7) Albies Still Has It
We knew that Ozzie Albies wasn’t going to be able to maintain his early season pace all year, but at the same we knew it wasn’t a fluke to some degree. However, the buzz surrounding him has died down, and it’s due to lack of production. Yes, he stopped hitting a home run what seemed like everyday, but after going deep twice yesterday, Albies does have six home runs in last 30 games, and there is nothing wrong with that production from your middle infielder. On the season, Albies has 20 home runs with 54 RBI (he drove in four all together yesterday), and he is hitting .288. That includes a .336 mark in his last 30 game, but it’s really over his last 15 games (.426 average) that Albies has gotten cooking again


8) Davis Continues to be a Run Producer
At this point, we need to recognize the fact that the A’s are playing a lot better than most expected them to. There are multiple factors as to why, and one of the biggest is the run producer outfielder who bats in the middle of their batting order. As long as you can stomach his .250 batting average, it could be a lot worse in today’s climate, there is a lot to like about Khris Davis’ production. On Wednesday, he had two extra base hits, his 19th double and 1st triple of the season, and drove in another three runs. That gives Davis 63 RBI on the season as he looks to get to the century mark for the third straight season.

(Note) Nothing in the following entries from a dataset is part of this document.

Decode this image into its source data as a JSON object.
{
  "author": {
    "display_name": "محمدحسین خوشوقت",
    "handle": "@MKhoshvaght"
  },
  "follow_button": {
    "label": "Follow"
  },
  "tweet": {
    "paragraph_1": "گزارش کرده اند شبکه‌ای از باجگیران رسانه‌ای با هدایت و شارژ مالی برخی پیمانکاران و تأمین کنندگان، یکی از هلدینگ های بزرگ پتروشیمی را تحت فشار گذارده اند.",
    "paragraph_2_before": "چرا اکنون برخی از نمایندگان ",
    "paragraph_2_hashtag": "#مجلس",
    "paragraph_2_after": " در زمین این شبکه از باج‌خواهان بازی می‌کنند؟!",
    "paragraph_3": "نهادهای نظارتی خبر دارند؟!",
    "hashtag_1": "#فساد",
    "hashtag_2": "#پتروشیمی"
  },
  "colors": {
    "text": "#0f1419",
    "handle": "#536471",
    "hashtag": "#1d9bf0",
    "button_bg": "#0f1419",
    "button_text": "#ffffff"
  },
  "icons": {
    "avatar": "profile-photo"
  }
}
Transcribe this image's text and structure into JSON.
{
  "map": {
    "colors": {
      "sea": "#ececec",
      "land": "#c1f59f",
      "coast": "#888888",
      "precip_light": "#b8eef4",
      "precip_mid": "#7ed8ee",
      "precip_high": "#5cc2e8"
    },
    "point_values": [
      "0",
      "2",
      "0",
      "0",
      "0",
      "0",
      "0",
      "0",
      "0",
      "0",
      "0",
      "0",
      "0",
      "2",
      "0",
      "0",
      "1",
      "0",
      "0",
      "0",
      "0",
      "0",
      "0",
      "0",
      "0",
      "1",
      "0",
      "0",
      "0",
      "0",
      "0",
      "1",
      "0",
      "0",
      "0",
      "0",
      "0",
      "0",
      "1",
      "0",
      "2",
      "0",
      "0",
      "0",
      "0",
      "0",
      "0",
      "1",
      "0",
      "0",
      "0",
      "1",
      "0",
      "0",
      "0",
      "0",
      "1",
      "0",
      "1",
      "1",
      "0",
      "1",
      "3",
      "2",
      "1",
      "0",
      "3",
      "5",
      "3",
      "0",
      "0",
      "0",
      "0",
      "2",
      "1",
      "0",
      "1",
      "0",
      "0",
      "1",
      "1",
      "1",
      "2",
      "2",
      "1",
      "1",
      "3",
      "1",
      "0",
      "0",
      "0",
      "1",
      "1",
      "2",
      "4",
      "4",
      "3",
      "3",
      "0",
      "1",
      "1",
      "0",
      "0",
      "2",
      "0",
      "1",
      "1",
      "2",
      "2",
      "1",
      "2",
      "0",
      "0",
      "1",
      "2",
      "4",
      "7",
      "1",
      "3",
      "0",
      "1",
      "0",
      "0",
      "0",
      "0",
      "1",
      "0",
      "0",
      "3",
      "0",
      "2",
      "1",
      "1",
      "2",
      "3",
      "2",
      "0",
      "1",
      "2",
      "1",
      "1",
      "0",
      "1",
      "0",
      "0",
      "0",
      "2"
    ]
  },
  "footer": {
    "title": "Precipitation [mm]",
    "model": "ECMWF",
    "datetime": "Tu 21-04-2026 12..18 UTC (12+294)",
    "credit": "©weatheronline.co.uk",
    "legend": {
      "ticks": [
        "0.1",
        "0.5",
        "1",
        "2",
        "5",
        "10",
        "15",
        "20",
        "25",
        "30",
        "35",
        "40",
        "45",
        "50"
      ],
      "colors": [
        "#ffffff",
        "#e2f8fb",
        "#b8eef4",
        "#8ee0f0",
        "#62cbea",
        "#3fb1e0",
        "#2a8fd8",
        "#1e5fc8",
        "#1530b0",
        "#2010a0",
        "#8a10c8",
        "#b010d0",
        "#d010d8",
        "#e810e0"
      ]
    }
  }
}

9) Cargo Goes Deep, Twice
It was a home run barrage for the Rockies on Wednesday, and even their pitcher (German Marquez) got in on the action. In fact, the only pitcher really to shut Colorado down was Arizona catcher, yes catcher, Alex Avila who threw two scoreless innings. Prior to that point, Carlos Gonzalez turned back the clock as he went deep twice. The Gonzalez of his prime is officially gone, but now he does just enough to keep you on the hook in most leagues. There is also enough production there, that if he is on your waiver wire, he looks like a truly interesting target. Yesterday, Gonzalez’s two home runs, 10 on the season, were part of a six RBI day. While he is hitting a respectable .275, the problem, is that even though he hits in the middle of the order and receives relatively regular playing time (244 at bats), he has just 38 RBI on the season. We should note though, that over his last 30 games, Gonzalez is hitting .302, so he should be owned in all leagues.

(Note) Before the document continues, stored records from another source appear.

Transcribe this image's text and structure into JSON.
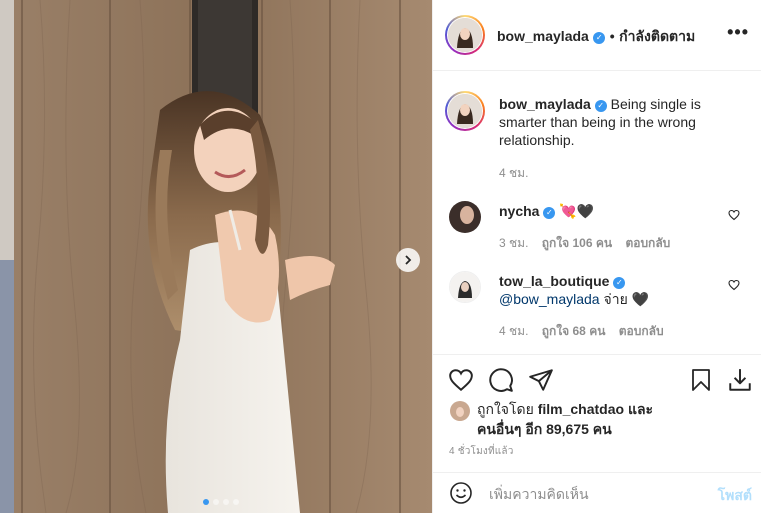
{
  "header": {
    "username": "bow_maylada",
    "follow_label": "กำลังติดตาม",
    "separator": "•",
    "more_label": "•••"
  },
  "caption": {
    "username": "bow_maylada",
    "text": "Being single is smarter than being in the wrong relationship.",
    "time": "4 ชม."
  },
  "comments": [
    {
      "username": "nycha",
      "text": "💘🖤",
      "time": "3 ชม.",
      "likes": "ถูกใจ 106 คน",
      "reply": "ตอบกลับ"
    },
    {
      "username": "tow_la_boutique",
      "mention": "@bow_maylada",
      "text": "จ่าย 🖤",
      "time": "4 ชม.",
      "likes": "ถูกใจ 68 คน",
      "reply": "ตอบกลับ"
    }
  ],
  "likes": {
    "prefix": "ถูกใจโดย",
    "user": "film_chatdao",
    "conj": "และ",
    "others": "คนอื่นๆ อีก 89,675 คน"
  },
  "timestamp": "4 ชั่วโมงที่แล้ว",
  "composer": {
    "placeholder": "เพิ่มความคิดเห็น",
    "post_label": "โพสต์"
  },
  "colors": {
    "accent": "#3897f0",
    "text": "#262626",
    "muted": "#8e8e8e",
    "post_disabled": "#b2dffc"
  },
  "carousel": {
    "slides": 4,
    "active": 1
  }
}
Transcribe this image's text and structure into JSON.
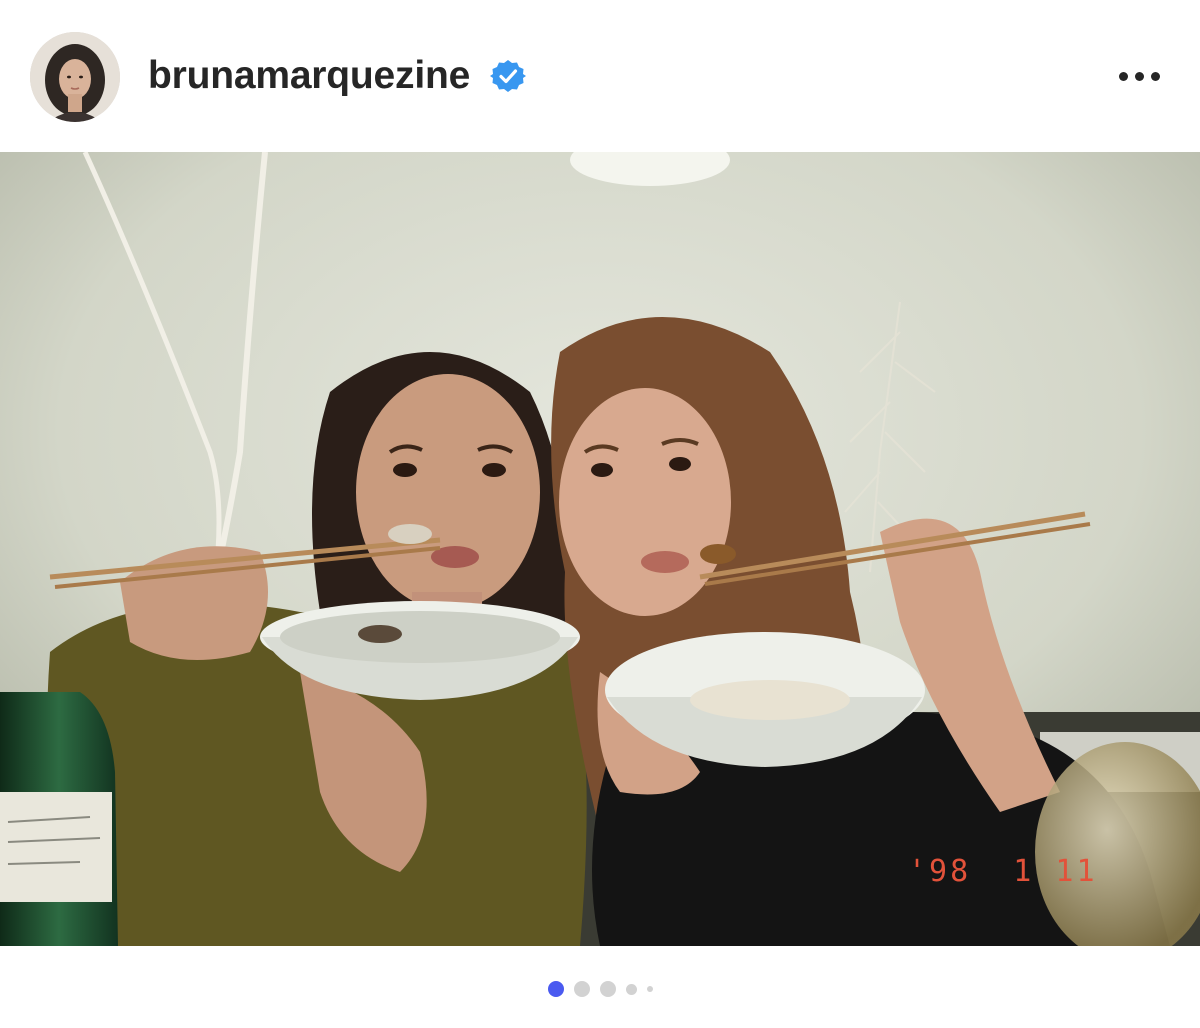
{
  "post": {
    "username": "brunamarquezine",
    "verified": true,
    "photo_date_stamp": "'98  1 11"
  },
  "carousel": {
    "total": 5,
    "active_index": 0
  },
  "colors": {
    "verified_blue": "#3897f0",
    "active_dot": "#4a5af0",
    "inactive_dot": "#d2d2d2",
    "date_stamp": "#e2523a"
  },
  "icons": {
    "verified": "verified-badge-icon",
    "more": "more-options-icon"
  }
}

10) Marco Shuts Things Down
One of the bright spots for Seattle this season has been the emergence of Marco Gonzales. The left-hander continued his strong season last night with seven shutout innings against the Angels. That gave Gonzales his 10th victory of the season as all Los Angeles managed was two hits as they struck out four times. Overall, the left-hander has a 3.41 ERA on the season, and he is getting close to being match-up proof. The fact that Gonzales strikes out 7.78 batters per nine innings does hold him back slightly, but you also have to like the fact that he is very stingy when it comes to walks; 1.75 per nine innings. With a 3.26 FIP and 3.47 xFIP you can feel comfortable with a moderate investment in Gonzales for the rest of the season.

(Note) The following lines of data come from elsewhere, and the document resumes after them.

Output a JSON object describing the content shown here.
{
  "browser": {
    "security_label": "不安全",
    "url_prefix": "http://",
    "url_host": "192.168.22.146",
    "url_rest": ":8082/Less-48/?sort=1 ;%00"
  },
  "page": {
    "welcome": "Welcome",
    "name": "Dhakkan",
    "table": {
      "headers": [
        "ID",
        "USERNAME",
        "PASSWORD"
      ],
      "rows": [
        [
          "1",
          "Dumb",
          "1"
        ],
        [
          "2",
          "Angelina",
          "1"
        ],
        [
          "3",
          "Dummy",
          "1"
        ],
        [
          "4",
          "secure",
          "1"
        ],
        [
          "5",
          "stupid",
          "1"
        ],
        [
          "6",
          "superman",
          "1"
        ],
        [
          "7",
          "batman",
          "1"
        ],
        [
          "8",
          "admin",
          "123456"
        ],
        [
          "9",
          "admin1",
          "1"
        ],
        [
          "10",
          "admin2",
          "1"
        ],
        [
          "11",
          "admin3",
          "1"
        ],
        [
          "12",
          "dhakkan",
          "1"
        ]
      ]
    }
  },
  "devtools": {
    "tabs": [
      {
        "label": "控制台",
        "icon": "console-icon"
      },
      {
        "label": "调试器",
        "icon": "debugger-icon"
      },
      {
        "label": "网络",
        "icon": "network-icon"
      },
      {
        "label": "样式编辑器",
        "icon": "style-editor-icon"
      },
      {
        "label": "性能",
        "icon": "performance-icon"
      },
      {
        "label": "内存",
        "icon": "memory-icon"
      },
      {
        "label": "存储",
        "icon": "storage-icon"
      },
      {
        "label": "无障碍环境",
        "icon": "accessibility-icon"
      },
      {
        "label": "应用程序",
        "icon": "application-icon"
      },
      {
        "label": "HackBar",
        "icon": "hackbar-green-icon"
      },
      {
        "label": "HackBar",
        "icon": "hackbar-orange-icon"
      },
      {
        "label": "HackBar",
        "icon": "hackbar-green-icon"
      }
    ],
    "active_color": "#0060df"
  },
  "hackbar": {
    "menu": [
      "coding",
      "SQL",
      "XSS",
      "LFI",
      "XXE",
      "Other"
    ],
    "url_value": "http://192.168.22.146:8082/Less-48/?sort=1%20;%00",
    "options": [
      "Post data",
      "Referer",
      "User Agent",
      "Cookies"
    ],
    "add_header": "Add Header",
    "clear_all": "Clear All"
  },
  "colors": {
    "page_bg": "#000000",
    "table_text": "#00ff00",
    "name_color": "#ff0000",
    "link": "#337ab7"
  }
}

Leave a Reply

Your email address will not be published. Required fields are marked *